Problem:
Whichever lines of the entries hold the word "name" should be identified and copied.

Supplied data:
══════════════════════════════
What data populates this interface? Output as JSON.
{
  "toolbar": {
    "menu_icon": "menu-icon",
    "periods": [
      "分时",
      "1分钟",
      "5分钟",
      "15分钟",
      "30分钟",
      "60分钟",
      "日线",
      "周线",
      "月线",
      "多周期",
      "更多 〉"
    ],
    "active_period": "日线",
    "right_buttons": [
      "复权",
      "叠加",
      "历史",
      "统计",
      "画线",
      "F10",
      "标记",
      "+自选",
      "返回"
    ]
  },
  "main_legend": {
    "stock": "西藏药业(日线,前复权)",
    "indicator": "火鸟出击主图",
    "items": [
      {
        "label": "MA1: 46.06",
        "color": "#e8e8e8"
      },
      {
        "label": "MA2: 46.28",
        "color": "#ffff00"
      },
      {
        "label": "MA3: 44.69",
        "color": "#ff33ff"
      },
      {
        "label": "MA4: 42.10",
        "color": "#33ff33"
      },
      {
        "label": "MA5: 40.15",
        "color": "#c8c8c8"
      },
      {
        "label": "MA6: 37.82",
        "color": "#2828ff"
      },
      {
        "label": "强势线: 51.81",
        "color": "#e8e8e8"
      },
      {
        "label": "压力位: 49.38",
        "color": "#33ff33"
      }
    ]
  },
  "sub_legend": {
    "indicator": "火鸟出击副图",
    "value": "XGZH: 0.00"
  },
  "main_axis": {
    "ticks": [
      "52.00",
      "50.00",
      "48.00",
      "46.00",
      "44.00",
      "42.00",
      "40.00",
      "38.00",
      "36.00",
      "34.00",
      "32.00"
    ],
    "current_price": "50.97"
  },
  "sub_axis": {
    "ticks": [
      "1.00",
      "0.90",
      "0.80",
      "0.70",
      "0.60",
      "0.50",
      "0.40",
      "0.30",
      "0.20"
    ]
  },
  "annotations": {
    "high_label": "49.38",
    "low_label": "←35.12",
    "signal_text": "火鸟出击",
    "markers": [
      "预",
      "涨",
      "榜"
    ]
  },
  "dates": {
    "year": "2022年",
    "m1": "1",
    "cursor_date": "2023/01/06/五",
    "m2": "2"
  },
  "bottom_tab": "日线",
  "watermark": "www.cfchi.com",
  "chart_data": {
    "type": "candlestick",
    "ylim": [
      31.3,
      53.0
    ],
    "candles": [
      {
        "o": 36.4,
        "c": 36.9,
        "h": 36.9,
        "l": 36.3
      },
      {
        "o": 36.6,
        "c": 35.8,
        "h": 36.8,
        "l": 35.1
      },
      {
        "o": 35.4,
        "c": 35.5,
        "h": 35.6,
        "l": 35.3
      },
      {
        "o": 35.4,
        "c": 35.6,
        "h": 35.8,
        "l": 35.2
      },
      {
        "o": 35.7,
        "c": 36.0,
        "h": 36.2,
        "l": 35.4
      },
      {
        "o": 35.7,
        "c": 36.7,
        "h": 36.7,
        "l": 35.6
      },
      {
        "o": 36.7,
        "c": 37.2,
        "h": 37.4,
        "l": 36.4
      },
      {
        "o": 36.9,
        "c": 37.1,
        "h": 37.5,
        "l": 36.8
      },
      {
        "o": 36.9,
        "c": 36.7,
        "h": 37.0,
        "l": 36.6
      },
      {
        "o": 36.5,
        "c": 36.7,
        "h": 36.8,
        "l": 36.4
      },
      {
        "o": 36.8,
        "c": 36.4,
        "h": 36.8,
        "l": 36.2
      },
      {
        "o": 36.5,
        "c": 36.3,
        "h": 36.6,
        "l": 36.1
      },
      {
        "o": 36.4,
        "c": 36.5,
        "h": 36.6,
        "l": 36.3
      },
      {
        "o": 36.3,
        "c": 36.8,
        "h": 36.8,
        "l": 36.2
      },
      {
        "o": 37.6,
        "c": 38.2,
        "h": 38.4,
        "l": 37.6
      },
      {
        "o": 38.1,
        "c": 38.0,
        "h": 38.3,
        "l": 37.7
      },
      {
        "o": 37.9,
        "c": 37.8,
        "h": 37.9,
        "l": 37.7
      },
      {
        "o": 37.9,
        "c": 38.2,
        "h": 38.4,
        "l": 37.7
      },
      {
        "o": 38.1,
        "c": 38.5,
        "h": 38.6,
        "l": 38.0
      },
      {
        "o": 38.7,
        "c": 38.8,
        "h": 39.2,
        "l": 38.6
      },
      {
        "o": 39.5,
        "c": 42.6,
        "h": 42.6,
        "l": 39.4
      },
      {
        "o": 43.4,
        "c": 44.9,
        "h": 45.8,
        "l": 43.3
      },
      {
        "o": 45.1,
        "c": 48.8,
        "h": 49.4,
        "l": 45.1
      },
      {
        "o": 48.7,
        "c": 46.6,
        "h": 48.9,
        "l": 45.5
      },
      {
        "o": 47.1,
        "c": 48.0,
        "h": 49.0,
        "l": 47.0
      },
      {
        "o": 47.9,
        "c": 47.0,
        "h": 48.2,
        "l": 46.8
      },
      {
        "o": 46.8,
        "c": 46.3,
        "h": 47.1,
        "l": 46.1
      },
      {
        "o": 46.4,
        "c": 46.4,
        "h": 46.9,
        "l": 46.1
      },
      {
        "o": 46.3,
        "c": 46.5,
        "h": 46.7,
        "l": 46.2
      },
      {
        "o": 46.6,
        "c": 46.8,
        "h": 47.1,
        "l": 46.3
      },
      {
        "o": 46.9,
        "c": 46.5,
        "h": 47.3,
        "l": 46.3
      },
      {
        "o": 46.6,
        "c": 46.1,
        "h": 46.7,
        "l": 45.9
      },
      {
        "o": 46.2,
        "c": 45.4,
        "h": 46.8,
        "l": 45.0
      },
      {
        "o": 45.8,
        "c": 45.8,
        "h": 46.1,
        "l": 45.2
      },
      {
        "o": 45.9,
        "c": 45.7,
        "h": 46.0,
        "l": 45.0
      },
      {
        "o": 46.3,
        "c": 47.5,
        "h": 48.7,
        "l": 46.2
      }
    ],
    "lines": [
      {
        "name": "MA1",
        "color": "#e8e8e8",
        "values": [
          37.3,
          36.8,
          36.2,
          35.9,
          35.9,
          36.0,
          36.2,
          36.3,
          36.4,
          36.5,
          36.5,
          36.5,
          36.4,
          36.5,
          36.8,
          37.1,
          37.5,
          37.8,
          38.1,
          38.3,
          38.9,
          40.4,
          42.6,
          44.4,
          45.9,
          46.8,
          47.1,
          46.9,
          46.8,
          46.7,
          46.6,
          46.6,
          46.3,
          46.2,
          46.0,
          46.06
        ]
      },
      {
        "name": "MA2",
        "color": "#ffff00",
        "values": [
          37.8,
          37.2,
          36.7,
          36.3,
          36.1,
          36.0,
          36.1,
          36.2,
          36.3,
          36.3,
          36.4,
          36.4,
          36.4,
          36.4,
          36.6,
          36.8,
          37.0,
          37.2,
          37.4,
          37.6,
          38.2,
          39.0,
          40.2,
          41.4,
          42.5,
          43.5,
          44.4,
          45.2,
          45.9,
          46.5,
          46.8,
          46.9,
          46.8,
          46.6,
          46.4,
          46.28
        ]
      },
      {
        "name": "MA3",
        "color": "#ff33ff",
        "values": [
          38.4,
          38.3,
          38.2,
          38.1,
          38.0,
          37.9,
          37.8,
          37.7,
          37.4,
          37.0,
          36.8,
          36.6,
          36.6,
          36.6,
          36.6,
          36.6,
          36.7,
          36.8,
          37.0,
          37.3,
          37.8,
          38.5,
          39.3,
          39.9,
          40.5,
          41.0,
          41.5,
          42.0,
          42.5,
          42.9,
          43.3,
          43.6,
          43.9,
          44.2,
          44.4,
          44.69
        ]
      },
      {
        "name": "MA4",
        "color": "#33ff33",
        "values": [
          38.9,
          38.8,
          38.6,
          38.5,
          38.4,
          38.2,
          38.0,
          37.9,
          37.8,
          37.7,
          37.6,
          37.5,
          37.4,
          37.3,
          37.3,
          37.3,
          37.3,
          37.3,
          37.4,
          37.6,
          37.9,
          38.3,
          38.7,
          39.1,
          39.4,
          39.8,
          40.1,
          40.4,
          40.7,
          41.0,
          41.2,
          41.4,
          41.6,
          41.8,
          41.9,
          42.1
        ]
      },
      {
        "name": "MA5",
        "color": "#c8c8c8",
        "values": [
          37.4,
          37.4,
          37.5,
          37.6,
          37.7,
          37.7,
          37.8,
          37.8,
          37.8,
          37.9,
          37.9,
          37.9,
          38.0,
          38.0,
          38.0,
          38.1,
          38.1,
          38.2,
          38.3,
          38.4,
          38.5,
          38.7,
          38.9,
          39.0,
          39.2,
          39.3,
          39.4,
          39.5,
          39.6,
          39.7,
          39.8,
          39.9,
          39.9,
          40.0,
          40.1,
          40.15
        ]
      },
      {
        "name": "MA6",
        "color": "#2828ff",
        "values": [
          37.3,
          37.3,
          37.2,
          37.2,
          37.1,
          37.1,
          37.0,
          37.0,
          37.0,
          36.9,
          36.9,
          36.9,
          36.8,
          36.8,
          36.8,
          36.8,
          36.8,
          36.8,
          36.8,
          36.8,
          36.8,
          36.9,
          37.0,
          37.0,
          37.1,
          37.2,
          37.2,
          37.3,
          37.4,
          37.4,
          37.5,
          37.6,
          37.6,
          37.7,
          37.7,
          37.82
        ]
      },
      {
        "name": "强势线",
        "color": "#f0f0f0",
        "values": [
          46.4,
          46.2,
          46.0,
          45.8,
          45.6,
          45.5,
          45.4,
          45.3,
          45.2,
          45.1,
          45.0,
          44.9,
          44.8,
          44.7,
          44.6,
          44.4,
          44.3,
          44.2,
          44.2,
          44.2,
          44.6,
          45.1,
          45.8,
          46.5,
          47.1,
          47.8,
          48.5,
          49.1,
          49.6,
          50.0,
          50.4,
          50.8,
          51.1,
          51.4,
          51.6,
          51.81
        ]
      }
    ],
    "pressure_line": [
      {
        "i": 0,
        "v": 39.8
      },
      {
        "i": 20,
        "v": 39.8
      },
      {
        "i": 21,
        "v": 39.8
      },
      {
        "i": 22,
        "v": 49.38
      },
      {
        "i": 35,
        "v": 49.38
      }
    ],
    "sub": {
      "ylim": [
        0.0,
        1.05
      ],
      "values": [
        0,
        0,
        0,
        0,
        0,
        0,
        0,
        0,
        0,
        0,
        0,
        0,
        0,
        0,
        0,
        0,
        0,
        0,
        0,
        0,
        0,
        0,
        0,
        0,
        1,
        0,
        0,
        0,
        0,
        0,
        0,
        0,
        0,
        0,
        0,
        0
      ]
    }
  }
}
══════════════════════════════
Answer to this task:
        "name": "MA1",
        "name": "MA2",
        "name": "MA3",
        "name": "MA4",
        "name": "MA5",
        "name": "MA6",
        "name": "强势线",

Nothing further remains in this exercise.